Fresno, CA (PRWEB) November 14, 2012
Let’s face it, the holidays are upon us and for those who are recently divorced, or in the midst of one, the holidays can be horribly depressing and stressful. Dealing with a broken home, time away from one's kids during what is supposed to be a happy occasion and the financial strain is daunting at best. This could be a sad and disappointing time for divorcing parents and their children, or it can be a manageable, even fun, time for all. It all depends on how they approach the challenge.
“I’m divorced with children myself and I have been a family law attorney for almost ten years. I’ve asked my clients, and taken from my own experience to make a short list of ways to make the holidays more manageable."
Here is what survivors of divorce propose for the holidays:
1. Give children the gift of good memories. Money will be tight. Emotions will be at the surface for the entire family. There may be times when parents want to break down and cry, curse the ex, or break something. These times may come during important moments such as family dinners, Christmas morning, or at an exchange. Parents must remember that the holidays only last about six weeks. They won’t last forever and they will get through them. Divorcing parents must tell themselves that a moment of control or refrain could mean the difference between a good memory and a horrible one for their children.
2. Create new traditions. This is a good distraction from “what was” and a way to replace it with fun, meaningful and even happy new memories. A divorcing parent's life may have changed due to circumstances out of his or her control. They are urged to take control back and create new traditions that are theirs alone to enjoy with their children. Start the journey to a new future with new traditions.
3. Focus on immediate family. This is definitely not the time when one should worry about pleasing everyone. Parents are advised to hunker down, and focus on their kids and themselves. Avoid worrying so much about being everything to everyone this holiday season. This is a time in their life when they should focus on what they and their children need to be ok. If they try to please everyone, they'll end up empty when it comes to what they and their little ones need.
4. Strategically schedule therapy sessions with your therapist. Anticipate the difficulty. Don’t underestimate how hard an exchange on Thanksgiving, or Christmas Eve will be. “It will be difficult, I can promise that…” says Erin Childs. “…So make sure to have strategically planned sessions with therapist to get them through those highly emotional moments when things could get out of control.”
5. Focus on the future. There will be a temptation to live in the past during the holidays. Instead of living in the past that now doesn’t exist, focus on the future. Avoid dwelling on what was and that is no more. Luckily, Christmas comes at the end of the year. A natural renewal occurs just days after Christmas and a new year begins. Divorcing parents must focus on the clean slate that is their future and the opportunity to build the life they have always wanted, with the benefit of lessons learned.
The holidays are difficult in the best of circumstances. But, going through a divorce, or being a recent divorcee can be extremely depressing and difficult in a time where one is expected to be festive. Divorcing parents are reminded that they are not alone. In fact, they are in very good company and just about everyone makes it through the challenge of these times. Hopefully, we have provided useful insight into this situation, and one day divorcing parents will be able to lend advice to another person in their shoes as they will have survived it too.

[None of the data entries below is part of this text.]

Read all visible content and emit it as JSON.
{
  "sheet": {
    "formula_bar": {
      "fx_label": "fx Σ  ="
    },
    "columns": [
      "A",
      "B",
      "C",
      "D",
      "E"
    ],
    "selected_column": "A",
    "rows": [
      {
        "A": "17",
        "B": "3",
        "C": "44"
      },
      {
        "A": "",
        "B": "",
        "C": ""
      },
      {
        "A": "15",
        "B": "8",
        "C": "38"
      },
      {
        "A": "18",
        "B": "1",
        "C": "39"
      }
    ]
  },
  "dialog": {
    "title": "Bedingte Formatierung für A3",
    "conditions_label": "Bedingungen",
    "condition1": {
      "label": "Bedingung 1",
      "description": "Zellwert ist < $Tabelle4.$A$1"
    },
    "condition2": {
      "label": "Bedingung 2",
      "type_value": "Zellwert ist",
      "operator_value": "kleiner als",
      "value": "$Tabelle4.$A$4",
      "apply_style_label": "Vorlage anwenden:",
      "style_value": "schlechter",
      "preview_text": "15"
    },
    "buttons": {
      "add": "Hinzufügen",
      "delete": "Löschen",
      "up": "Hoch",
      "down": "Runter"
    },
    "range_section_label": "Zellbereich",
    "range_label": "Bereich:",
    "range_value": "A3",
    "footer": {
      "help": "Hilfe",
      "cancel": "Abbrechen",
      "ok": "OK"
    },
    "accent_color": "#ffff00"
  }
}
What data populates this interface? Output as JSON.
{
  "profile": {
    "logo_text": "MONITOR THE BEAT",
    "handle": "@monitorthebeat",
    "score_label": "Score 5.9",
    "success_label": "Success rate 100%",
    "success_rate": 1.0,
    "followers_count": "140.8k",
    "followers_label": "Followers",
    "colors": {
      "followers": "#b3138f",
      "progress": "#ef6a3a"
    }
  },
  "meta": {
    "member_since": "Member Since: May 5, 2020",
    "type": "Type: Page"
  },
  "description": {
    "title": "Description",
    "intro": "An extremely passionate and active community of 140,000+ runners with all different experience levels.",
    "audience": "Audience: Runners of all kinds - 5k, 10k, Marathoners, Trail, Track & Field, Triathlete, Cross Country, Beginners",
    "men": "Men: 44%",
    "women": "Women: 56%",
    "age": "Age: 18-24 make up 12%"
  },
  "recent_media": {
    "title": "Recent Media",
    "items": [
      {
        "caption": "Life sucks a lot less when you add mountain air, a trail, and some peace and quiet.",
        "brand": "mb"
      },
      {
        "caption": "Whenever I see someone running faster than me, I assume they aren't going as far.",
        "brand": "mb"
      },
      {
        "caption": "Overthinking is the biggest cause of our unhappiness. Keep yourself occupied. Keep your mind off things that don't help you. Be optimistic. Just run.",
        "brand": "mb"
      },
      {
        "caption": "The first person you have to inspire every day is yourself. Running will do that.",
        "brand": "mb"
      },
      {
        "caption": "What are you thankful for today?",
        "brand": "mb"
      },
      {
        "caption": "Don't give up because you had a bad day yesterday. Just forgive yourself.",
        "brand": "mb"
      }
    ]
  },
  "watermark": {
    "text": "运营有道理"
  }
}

Erin Childs is a Certified Family Law Specialist with the State Bar of California Board of Legal Specialization who practices in Fresno, Madera, Kern and Kings Counties in the areas of divorce, collaborative law, child custody, child visitation, child support, spousal support, guardianships, juvenile dependency, adoptions and complex property division issues. Contact her at http://www.childslawoffice.com and erin(at)childslawoffice(dot)com for more information.